My bodywork style incorporates neuromuscular (NMT), Swedish techniques, myofascial techniques and trigger point work. NMT is used to determine the origin of a neuromuscular pain.
Neuromuscular (NMT), techniques originate from Dr. Janet Travell, M.D., President John F. Kennedy’s personal physician and requires a higher level study and understanding of anatomy and physiology.
President Kennedy experienced chronic muscular pain and experienced great relief from Dr. Travell’s technique. She inspired me with her two texts: Myofascial Pain and Dysfunction: The Trigger Point Manual: Volume 1 & 2. I’ve developed my style of NMT since 1983 which combines trigger point direct purchase, light friction to attachment points of individual muscles and Swedish for flushing toxins afterwards.
Janet Travell, M.D.
Trigger points are defined by Travell as “a focus of hyperirritability in a tissue that, when compressed, is locally tender and, if sufficiently hypersensitive, gives rise to referred pain and tenderness, and sometimes to referred autonomic phenomena and distortion of proprioception. Types include myofascial, cutaneous, fascial, ligamentous and periosteal tripper points.” Once a trigger point is discovered, I manipulate the spasmed muscle fiber using a variety of techniques to ease the spasm responsible for the pain. These techniques will reduce the discomfort and pain, including referred pain resulting from stressed, tight muscles.
A trigger point is sensation perceived to originate from a specific spot and originates elsewhere. Neuromuscular (NMT) techniques are used to locate and address the origin of the pain more readily than traditional techniques and can help resolve problems more quickly.

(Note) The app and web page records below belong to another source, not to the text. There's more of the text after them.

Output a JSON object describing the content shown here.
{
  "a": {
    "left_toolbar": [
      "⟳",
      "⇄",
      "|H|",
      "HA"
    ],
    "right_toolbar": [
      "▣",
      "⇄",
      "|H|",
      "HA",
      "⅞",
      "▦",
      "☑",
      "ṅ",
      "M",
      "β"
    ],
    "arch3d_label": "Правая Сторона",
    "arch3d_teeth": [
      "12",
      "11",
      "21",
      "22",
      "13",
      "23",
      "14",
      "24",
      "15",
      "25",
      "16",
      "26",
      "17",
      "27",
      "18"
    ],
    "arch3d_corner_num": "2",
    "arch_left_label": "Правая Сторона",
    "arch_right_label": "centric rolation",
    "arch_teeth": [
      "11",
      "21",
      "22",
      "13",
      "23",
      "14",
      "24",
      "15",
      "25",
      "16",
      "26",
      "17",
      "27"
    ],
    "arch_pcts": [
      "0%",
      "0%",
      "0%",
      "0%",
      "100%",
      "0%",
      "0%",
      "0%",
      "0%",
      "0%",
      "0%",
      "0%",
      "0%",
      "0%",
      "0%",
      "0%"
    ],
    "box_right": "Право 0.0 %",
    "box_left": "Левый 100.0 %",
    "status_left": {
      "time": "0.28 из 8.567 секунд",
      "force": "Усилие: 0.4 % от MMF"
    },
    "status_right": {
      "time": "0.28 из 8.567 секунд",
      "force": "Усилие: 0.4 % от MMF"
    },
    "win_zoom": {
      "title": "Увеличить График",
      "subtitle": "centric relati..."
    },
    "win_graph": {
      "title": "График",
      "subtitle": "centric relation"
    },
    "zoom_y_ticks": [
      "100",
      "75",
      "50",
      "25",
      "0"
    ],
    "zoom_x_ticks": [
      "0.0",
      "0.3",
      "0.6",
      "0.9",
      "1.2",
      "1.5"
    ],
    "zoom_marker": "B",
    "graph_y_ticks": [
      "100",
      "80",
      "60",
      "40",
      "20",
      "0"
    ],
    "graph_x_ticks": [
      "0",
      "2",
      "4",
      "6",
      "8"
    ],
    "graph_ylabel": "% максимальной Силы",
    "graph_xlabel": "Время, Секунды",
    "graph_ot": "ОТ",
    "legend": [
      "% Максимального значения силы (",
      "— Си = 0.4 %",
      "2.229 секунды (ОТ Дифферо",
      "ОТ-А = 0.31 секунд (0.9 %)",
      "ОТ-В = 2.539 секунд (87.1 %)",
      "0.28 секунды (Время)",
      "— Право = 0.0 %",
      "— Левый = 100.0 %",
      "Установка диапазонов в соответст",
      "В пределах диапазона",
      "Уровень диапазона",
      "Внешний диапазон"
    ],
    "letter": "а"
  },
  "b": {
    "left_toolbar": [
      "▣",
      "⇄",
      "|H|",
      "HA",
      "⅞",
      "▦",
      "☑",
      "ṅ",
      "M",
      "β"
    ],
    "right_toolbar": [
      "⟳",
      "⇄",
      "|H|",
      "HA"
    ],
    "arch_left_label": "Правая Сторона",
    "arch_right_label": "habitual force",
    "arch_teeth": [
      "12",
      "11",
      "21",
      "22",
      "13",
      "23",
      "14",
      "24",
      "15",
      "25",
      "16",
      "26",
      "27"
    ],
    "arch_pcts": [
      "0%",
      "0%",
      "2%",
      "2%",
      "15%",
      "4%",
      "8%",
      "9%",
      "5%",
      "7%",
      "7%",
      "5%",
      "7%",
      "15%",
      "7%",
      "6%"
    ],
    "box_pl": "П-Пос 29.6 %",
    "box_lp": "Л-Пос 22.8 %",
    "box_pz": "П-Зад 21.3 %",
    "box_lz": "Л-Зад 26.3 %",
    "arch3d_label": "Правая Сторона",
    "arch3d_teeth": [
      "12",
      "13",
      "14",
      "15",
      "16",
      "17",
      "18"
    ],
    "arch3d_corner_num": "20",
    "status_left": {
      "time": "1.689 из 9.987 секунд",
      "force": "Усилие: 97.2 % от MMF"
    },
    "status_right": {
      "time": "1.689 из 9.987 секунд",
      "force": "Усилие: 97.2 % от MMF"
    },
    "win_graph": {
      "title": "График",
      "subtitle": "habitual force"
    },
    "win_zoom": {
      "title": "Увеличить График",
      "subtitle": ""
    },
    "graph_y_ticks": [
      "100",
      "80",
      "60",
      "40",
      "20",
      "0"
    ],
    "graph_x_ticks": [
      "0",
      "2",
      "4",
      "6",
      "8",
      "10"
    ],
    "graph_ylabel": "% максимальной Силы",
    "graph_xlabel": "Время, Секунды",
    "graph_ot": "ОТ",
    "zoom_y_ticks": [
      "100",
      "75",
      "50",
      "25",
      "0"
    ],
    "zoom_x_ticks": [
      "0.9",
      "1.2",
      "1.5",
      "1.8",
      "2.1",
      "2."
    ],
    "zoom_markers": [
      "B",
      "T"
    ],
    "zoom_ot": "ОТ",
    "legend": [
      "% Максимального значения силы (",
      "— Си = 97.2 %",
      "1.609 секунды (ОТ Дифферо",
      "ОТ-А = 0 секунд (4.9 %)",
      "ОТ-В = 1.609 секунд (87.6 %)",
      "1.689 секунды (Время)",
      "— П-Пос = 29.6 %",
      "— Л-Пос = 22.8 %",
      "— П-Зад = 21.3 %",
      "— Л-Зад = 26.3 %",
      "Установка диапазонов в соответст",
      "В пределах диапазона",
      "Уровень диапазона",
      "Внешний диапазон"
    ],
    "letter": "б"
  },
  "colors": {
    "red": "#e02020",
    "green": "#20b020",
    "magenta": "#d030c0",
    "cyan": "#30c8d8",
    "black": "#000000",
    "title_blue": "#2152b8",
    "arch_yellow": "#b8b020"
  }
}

Swedish massage reduces muscular soreness after the application of NMT techniques. Swedish techniques utilizes long strokes to relax the tissue and provide an overall feeling of peacefulness. This technique “moves” the twenty two toxic by-products of a muscle out of the immediate area and into the lymphatic system for removal from the body which eases possible discomfort after the session.